> SUPPLIED ENTRIES:
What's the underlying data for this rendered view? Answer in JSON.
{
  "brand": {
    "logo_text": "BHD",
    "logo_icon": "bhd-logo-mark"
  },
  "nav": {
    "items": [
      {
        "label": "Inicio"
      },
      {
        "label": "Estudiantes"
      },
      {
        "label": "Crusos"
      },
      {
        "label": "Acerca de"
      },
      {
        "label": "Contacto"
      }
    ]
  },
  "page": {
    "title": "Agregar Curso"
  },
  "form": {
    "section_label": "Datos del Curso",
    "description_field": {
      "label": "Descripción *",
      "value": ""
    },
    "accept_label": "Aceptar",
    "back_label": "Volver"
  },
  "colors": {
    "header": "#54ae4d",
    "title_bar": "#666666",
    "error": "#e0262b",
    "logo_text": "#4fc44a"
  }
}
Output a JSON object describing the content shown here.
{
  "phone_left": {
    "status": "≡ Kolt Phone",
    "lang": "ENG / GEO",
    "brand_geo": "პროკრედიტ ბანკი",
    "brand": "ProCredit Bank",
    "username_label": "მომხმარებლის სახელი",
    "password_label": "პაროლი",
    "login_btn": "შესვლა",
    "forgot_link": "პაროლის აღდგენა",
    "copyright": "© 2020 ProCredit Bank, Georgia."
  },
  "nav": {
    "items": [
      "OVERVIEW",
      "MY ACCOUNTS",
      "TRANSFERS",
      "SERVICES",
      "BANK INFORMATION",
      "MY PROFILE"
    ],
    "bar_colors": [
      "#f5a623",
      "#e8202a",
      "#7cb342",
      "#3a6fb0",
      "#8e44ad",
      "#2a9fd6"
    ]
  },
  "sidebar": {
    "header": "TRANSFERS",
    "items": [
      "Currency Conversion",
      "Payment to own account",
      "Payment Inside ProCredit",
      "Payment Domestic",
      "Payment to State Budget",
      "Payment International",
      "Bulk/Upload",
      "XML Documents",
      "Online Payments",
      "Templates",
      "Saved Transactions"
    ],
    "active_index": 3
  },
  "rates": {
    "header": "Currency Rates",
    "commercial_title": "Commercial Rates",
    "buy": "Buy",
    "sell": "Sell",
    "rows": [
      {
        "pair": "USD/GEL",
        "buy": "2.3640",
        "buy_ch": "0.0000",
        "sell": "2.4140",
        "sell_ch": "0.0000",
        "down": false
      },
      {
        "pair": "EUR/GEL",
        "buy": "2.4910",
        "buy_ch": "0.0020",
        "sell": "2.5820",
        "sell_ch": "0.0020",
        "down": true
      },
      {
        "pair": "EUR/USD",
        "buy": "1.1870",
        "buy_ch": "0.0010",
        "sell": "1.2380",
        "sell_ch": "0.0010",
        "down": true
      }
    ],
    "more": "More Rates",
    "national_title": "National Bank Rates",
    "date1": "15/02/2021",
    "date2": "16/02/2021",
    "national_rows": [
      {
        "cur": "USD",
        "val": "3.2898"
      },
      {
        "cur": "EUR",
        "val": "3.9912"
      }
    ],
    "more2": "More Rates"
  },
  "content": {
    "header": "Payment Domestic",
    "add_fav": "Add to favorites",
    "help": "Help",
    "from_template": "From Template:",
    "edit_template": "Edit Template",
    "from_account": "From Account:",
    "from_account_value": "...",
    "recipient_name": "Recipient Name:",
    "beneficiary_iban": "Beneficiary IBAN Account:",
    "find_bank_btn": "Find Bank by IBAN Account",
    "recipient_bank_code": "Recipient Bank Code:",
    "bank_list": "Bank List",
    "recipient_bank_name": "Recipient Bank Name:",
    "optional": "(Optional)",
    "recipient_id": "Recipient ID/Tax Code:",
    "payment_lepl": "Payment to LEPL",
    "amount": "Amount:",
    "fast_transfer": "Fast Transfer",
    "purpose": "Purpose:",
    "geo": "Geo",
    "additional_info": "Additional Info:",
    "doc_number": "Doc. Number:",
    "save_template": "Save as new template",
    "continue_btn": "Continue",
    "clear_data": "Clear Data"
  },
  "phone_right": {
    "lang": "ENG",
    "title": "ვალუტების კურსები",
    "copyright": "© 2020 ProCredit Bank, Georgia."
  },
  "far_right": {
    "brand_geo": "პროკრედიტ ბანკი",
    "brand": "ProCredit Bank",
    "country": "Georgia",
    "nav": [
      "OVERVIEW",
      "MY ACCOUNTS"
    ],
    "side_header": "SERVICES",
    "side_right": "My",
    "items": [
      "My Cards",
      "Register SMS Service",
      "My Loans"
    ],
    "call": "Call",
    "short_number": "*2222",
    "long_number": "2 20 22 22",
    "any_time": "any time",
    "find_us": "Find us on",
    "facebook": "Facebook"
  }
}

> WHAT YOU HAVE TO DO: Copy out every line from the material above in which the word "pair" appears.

> ANSWER BELOW:
        "pair": "USD/GEL",
        "pair": "EUR/GEL",
        "pair": "EUR/USD",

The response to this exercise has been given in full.